Required action >>
Every line below should be repeated exactly.

App and web page records >>
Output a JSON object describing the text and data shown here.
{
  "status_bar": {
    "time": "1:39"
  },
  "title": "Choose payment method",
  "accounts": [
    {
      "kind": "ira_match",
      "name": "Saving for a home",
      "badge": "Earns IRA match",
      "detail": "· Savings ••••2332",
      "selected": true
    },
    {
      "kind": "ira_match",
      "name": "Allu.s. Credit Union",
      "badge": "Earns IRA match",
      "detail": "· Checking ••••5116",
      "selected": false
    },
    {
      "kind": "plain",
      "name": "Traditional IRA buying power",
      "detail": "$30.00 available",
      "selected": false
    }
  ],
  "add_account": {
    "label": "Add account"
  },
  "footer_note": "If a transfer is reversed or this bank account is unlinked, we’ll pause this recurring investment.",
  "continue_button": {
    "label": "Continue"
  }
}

Response below >>
Output a JSON object describing the text and data shown here.
{
  "status_bar": {
    "time": "1:39"
  },
  "title": "Choose payment method",
  "accounts": [
    {
      "kind": "ira_match",
      "name": "Saving for a home",
      "badge": "Earns IRA match",
      "detail": "· Savings ••••2332",
      "selected": true
    },
    {
      "kind": "ira_match",
      "name": "Allu.s. Credit Union",
      "badge": "Earns IRA match",
      "detail": "· Checking ••••5116",
      "selected": false
    },
    {
      "kind": "plain",
      "name": "Traditional IRA buying power",
      "detail": "$30.00 available",
      "selected": false
    }
  ],
  "add_account": {
    "label": "Add account"
  },
  "footer_note": "If a transfer is reversed or this bank account is unlinked, we’ll pause this recurring investment.",
  "continue_button": {
    "label": "Continue"
  }
}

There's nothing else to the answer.